Train passengers, on the other hand, tend to head for El Jardin. It's right on the square, and its outdoor tables are good for people watching, which proves better than the food. Women stroll past with their shopping bags as men wearing cowboy hats engage in animated conversations. A boy, probably in his early teens, weaves his way through the crowd, peddling a colorful variety of hard candies from his wheelbarrow.
For a better meal, the Schusslers amble north across the busy plaza to D'Arce, where the chef serves an all-day breakfast. Just beware of the red salsa that's served with the tortilla chips; it's red-hot.
Tecate, a town of 91,000, is enjoying an economic boom, thanks more to new manufacturers -- Toyota included -- than to tourism. The prosperity is evident a couple of miles east of the plaza at the town's newest, and finest, restaurant.
Perched on a hilltop, Restaurante Asao offers delicious meat and seafood dishes, delightfully presented with the panache of four-star restaurants in the U.S. but at lower prices. (The shrimp in mole sauce is outstanding.) Owner Jose Manuel Jasso offers free transportation around town for diners who book in advance.
Upon leaving Asao, guests may want to be dropped off outside El Mejor Pan for dessert. The town's most popular bakery, just two blocks east of the square, is well-known across northern Baja. More than 20,000 pastries, cookies and breads are baked here each day. Tecate isn't known for its handicrafts. "You don't find [craft items] in the center here," says Jose Villalobos, who manages the town's economic development commission. "That's a shame."
Villalobos and his colleagues are working on proposals to improve the visitor experience. His ideas include guided tours to various attractions, including the ancient petroglyphs near the town of La Rumorosa, and, not surprisingly, the development of an arts and crafts center.
"We can provide a lot more to the people who come by train," Villalobos says.
That may be true, but as the train's wheels squeal into motion for the return trip to Campo, none of the passengers is complaining about Tecate. In fact, they're singing its praises.

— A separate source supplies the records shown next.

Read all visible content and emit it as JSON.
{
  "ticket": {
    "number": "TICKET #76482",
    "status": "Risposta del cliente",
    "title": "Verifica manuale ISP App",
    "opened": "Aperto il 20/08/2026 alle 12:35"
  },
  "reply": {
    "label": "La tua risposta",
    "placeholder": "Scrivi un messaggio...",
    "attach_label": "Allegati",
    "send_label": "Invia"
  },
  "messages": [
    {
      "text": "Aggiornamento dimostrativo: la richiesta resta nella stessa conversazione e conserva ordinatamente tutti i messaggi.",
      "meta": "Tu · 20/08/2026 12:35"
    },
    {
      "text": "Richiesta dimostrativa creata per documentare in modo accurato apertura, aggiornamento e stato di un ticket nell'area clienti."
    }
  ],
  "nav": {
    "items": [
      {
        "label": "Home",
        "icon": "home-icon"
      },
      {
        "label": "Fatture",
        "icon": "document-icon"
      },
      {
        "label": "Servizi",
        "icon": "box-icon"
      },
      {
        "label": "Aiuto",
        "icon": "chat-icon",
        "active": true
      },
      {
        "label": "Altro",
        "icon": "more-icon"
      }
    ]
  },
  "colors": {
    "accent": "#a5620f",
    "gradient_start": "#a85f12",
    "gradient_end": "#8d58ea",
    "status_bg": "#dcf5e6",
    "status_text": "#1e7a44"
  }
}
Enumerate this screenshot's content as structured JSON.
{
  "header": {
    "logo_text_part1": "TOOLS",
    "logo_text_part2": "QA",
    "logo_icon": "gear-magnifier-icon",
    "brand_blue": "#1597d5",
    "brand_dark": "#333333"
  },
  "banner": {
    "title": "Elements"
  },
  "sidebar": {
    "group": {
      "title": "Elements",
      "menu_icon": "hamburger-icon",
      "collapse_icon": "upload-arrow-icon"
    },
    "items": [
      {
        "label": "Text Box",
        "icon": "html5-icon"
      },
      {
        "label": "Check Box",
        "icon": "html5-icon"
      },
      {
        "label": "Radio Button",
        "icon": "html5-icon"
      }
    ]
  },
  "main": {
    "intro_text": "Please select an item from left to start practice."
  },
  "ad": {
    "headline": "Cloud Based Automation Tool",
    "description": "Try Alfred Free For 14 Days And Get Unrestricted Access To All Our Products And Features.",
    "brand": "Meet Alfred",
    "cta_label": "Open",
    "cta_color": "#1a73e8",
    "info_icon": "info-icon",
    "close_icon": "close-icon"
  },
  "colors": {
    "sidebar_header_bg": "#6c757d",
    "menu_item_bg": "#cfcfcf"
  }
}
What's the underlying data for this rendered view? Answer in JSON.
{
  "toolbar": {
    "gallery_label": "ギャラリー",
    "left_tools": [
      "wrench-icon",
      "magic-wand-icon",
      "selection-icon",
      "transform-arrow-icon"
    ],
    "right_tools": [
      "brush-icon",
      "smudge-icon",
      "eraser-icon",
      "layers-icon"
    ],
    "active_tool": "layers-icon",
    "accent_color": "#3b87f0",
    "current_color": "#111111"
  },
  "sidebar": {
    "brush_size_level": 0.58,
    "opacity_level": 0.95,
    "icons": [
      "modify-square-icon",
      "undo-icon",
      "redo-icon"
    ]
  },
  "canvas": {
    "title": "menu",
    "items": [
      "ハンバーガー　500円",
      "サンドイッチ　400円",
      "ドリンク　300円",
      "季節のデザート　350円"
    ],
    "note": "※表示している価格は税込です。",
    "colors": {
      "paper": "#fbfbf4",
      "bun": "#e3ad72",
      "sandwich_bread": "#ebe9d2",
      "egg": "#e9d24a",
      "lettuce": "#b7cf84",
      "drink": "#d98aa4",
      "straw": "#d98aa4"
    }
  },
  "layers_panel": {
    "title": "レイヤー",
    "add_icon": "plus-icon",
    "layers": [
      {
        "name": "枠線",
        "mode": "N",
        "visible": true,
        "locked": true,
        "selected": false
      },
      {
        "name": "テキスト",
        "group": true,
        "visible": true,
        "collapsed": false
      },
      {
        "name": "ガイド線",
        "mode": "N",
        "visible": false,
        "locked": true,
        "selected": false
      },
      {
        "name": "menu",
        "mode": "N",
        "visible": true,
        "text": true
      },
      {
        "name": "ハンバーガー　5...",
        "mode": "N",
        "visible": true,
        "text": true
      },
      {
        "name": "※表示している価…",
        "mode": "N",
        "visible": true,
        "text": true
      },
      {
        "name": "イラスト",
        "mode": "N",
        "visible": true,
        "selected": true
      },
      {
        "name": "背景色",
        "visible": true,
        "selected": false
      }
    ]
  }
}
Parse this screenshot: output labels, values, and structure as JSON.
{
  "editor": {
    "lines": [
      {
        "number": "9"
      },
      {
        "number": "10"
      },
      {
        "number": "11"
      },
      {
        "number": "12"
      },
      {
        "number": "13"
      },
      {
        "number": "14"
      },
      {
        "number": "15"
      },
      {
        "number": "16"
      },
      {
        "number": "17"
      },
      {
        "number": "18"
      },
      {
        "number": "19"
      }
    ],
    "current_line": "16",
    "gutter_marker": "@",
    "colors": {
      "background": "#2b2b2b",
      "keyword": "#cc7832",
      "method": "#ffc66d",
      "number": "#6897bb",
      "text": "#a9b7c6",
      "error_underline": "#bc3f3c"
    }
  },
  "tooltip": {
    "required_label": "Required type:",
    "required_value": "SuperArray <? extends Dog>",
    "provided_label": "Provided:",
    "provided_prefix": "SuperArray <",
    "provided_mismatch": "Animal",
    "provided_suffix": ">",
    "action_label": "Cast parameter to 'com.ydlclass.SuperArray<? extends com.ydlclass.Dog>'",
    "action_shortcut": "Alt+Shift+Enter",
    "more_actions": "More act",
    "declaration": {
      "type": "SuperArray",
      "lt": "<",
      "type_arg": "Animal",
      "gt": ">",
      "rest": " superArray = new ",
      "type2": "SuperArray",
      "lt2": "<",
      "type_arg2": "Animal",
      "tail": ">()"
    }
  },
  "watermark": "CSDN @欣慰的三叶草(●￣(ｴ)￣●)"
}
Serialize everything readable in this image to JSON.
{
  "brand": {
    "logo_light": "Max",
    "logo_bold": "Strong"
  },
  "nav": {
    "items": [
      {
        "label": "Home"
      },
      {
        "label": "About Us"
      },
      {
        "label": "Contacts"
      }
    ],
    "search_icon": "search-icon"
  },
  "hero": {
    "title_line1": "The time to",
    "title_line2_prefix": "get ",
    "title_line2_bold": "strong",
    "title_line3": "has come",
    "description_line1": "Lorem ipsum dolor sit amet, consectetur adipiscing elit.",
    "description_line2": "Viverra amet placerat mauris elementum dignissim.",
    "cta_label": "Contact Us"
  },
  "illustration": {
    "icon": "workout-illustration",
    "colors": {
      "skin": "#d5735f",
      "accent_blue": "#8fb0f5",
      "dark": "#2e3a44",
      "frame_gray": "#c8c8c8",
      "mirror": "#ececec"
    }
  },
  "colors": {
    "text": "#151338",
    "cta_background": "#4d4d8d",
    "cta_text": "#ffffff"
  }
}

"I think it's pretty darn nice," says Bill Marthens, a retired trucker from Long Beach. "If you've gone into some of the [other] cities in Mexico, there's a big difference as far as cleanliness goes. It's quite clean here."
Marthens' wife, Gleda Anderson, agrees. "We didn't see any begging," she says. "We didn't have anyone approach us to ask for money. . . . Everybody we went by smiled."
It's also a relatively safe place for visitors. Bob Schussler says he'll never forget the trip on which he left his wallet behind in a restaurant. "They chased me for three blocks to give it back," he recalls.
BEGIN TEXT OF INFOBOX
If you go
Reservations must be made three days in advance. Here are more details:
The Pacific Southwest Railway Museum, (619) 465-7776), www.psrm.org. Operates trains between Campo, Calif., and Tecate, Mexico, one to two Saturdays a month. Schedules are on the website. Tickets cost $43 for adults and $23 for ages 3 to 12. Book well in advance, trips often sell out. The Campo depot and museum are on California Highway 94, 13 miles south of Interstate 8 (about a 75-minute drive from the junction of I-8 and Interstate 5 in San Diego). Passengers must have an official photo ID to present to U.S. Customs and Border Protection officers upon U.S. reentry; beginning in June, a passport or passport card will be required. (For more information, visit www.cbp.gov and click on "Ready, Set . . . Go!")